Iowa will have a much lower impact at the trials than I can ever remember. What’s the situation? – Message Boards Everywhere
I don’t think they are ‘out’ on freestyle; I think it’s a confluence of circumstances. Spencer Lee would certainly be there without the recent injury. The only one that has me scratching my head is Eierman, who I feel like is both a real threat to make the team and also a guy I’ve generally thought would prefer free to folk.
But it was a long two years – one filled with Covid and injuries and pressure to get the team title back to Iowa City. As stated above, the turnaround was crazy. Eierman would have had to wrestle NCAA’s-Last Chance-Trials in consecutive weeks.
I monitor wrestling message boards all day long and the fact that Iowa has just one or two athletes at the trials this year has been much discussed. However, there are two things the message boards didn’t bring up:
1. The Hawkeye Wrestling Club underwent an overhaul last summer. I think it was part of a long-term plan. A “Trust-The-Process” type plan in which the stable won’t be quite as full for a year or two, but then they reload. Essentially, their graduates will have to go from scholarship athlete to funded pros – that’s Spencer Lee, The Bull, Eierman, perhaps Kemerer and DeSanto. That’s a great deal of top-flight World Team threats. It’s also a lot of dough.
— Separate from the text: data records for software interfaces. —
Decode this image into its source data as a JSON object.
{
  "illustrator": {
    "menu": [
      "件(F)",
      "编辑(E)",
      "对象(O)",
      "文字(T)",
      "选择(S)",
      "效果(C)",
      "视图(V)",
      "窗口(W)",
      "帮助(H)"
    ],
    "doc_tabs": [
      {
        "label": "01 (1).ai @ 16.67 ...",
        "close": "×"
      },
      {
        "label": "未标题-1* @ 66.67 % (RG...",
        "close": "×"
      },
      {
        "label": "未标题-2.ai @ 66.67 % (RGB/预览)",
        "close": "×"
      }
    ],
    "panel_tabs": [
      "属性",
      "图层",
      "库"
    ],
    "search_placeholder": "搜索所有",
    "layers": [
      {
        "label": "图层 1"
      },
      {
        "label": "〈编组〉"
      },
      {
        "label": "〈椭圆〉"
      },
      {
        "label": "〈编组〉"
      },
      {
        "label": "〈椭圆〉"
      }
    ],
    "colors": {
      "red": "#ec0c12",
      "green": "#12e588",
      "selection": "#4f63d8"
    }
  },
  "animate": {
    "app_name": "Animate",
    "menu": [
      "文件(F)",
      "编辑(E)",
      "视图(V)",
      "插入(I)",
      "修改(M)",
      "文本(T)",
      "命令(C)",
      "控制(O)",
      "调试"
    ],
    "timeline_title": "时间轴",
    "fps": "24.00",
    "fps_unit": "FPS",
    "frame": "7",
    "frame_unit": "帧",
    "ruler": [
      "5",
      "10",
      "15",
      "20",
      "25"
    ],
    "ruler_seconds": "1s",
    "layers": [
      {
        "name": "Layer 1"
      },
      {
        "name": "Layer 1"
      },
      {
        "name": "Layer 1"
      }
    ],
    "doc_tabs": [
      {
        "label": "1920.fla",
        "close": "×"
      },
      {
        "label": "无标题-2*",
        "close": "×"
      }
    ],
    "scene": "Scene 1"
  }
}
2. The New Room. I don’t know if the reduction in HWC members had a ton to do with the new facility, but I do know it’s taking a lot of bandwidth and attention. In conjunction with item. I would imagine it played a factor. Spend less on athletes for a year and use that money to put in the facility fund. Then fundraise for the new era of HWC athletes.
That’s my theory, anyway. I believe it makes sense, and I also believe that – should that be the case – it was probably a very heady move by TNT.
Your 2021 Olympians! (or who I think wins this weekend)
I have to admit, the cancellations over the past year have made me very International-styles-rusty. I think, if you’re honest with yourself, it’s made us (fans) all rusty. We simply haven’t seen these guys and gals compete as much as we normally do. So my picks will be rather boring, but you can bet your butts there’s gonna be some major curveballs.
50kg – Sarah Hildebrandt over Whitney Conder
53kg – Jacarra Winchester over Katherine Shai
57kg – Helen Maroulis over Jenna Burkert
62kg – Kayla Miracle over Maya Nelson
68kg – Tamyra Stock-Mensah over Kennedy Blades
76kg – Adeline Gray over Victoria Francis
57kg – Daton Fix over Thomas Gilman
65kg – Yianni over Zain Retherford
74kg – Jordan Burroughs over Kyle Dake
86kg – David Taylor over Zahid Valencia
97kg – Kyle Snyder over J’den Cox
125kg – Gable Steveson over Nick Gwiazdowski
60kg – Ildar Hafizov over Max Nowry
67kg – Jamel Johnson over Alejandro Sancho
77kg – Ben Provisor over Pat Smith
87kg – Joe Rau over Alan Vera
97kg – G’Angelo Hancock over Luke Sheridan
130kg – Adam Coon over Cohlton Schultz
Who’s going to Fort Worth!? Say hi. Let’s have a beer.